Friday, October 6, 2017

September's Jobs Report

The U.S. economy lost 33,000 jobs in September, primarily due to the effects of hurricanes Harvey and Irma, the Bureau of Labor Statistics reported this morning. Nevertheless, the headline unemployment rate dropped to 4.2 percent, the lowest that number has been since 2000.

This was the first month in which the economy shedded jobs in seven years. On top of that, revisions to the employment numbers from July and August reduced the number of jobs added in those months by an additional 38,000.

The net loss of jobs is expected to be a temporary blip. For comparison, payroll gains had averaged 249,000 in the six months before Hurricane Katrina at the end of August in 2005. After the storm struck New Orleans, employment gains averaged 76,000 over the next couple of months before rebounding strongly to 341,000 in November 2005.

Thursday, October 5, 2017

Where Our Area Gives

Fidelity Charitable recently came out with a fascinating study of Americans' charitable giving, looking at what charities people in different metropolitan areas are most likely to support. The New York/Northern New Jersey area ranked near the top of many of the lists, ranking number one in one area: People from around here are most likely to give to international affairs organizations.

Other areas of giving where we rank highly:
  • Society Benefit (including civil rights, community improvement, social advocacy and volunteer organizations): 2nd
  • Education: 4th
  • Health: 5th
  • Arts and Culture: 6th
  • Human Services (nonprofits that provide basic, daily care including food banks, homeless shelters and youth programs): 10th

Wednesday, October 4, 2017

Auto Sales Bounce Back

Led by strong truck and SUV sales and the replacement of cars destroyed by Hurricane Harvey in Texas, the auto industry posted its first monthly sales gain of the year in September. U.S. sales rose 6.1 percent to a total of just over 1.5 million vehicles.

Of the major automakers, only Fiat Chrysler and Hyundai reported sales declines. GM reported that sales rose 11.9 percent from a year ago, while Ford sales rose 8.7 percent.
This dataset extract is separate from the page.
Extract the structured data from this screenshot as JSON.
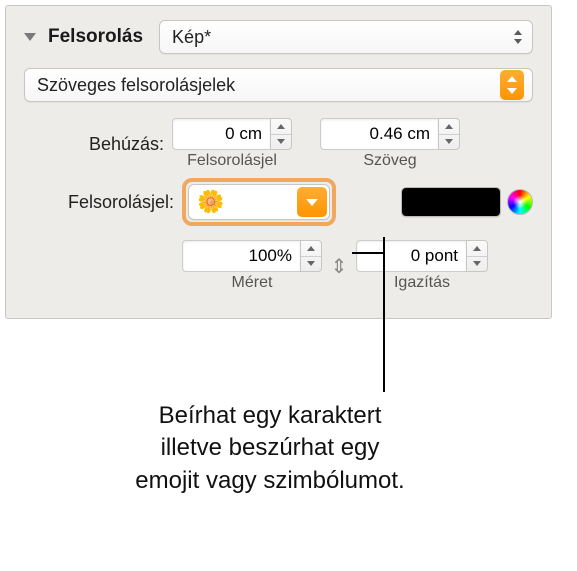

Toyota posted a 14.9 percent increase, Nissan sales were up 9.5 percent, and Honda sales rose 6.8 percent. Volkswagen said its sales rose 33.2 percent over numbers that were depressed a year ago by its diesel emissions cheating scandal.

Industry analysts expect sales to be strong through the end of the year, fueled by customers whose cars were destroyed by Harvey and Hurricane Irma in Florida. But that's not expected to be enough to match last year's record number of more than 17.5 million cars sold.
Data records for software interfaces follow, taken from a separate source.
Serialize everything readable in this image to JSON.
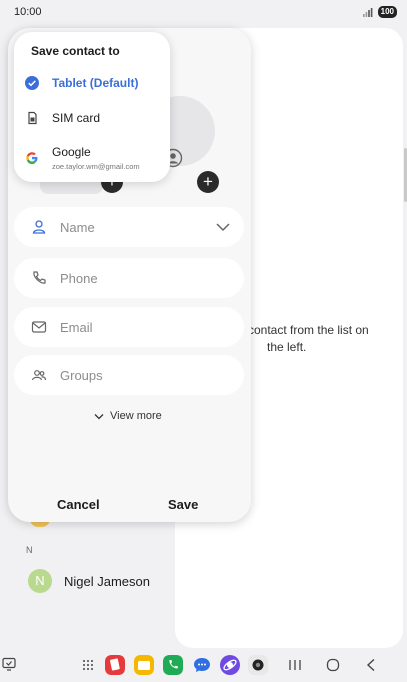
{
  "status": {
    "time": "10:00",
    "battery": "100"
  },
  "popup": {
    "title": "Save contact to",
    "options": [
      {
        "label": "Tablet (Default)",
        "selected": true,
        "icon": "check-circle-icon"
      },
      {
        "label": "SIM card",
        "selected": false,
        "icon": "sim-card-icon"
      },
      {
        "label": "Google",
        "sub": "zoe.taylor.wm@gmail.com",
        "selected": false,
        "icon": "google-icon"
      }
    ]
  },
  "form": {
    "name_placeholder": "Name",
    "phone_placeholder": "Phone",
    "email_placeholder": "Email",
    "groups_placeholder": "Groups",
    "view_more": "View more",
    "cancel": "Cancel",
    "save": "Save"
  },
  "right_panel": {
    "hint_line1": "contact from the list on",
    "hint_line2": "the left."
  },
  "background_list": {
    "section_letter": "N",
    "contact_initial": "N",
    "contact_name": "Nigel Jameson"
  },
  "colors": {
    "accent": "#3b6ed8",
    "avatar": "#b9d98e"
  }
}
Tuesday, October 3, 2017

Third Quarter Scorecard

The third quarter of 2017 is now in the books, and it was a strong quarter for investors, in what is also shaping up as a very strong year.  Here's a scorecard for the major indexes:
  • S&P 500 up 4.4% in the third quarter, up 14.0% year to date
  • Dow Jones Industrial Average up 5.6% in the third quarter, up 15.3% year to date
  • Nasdaq up 5.9% in the third quarter, up 23.6% year to date
  • S&P Midcap 400 up 3.2% in the third quarter, up 9.3% year to date
  • S&P Smallcap 600 up 6.2% in the third quarter, up 9.0% year to date

Monday, October 2, 2017

An Upgrade to Second Quarter Growth

The U.S. economy’s pace of growth in the second quarter was raised to 3.1 percent from 3 percent on Friday. According to the final revisions from the federal government, the U.S. expanded in the second quarter at the fastest clip in two years.

The U.S. is on track to grow slightly faster than 2 percent in 2017, keeping in line with growth trends since the end of the Great Recession. The somewhat stronger pace of growth in the spring mostly reflects higher farmer inventories. The production of unsold goods such as crops or new cars adds to GDP, and the value of inventories rose by $5.5 billion, stronger than previously reported.

Other key figures in the government’s third estimate of GDP, including readings on inflation, were little changed. The increase in consumer spending, considered the largest driver of economic growth, was unchanged at 3.3 percent.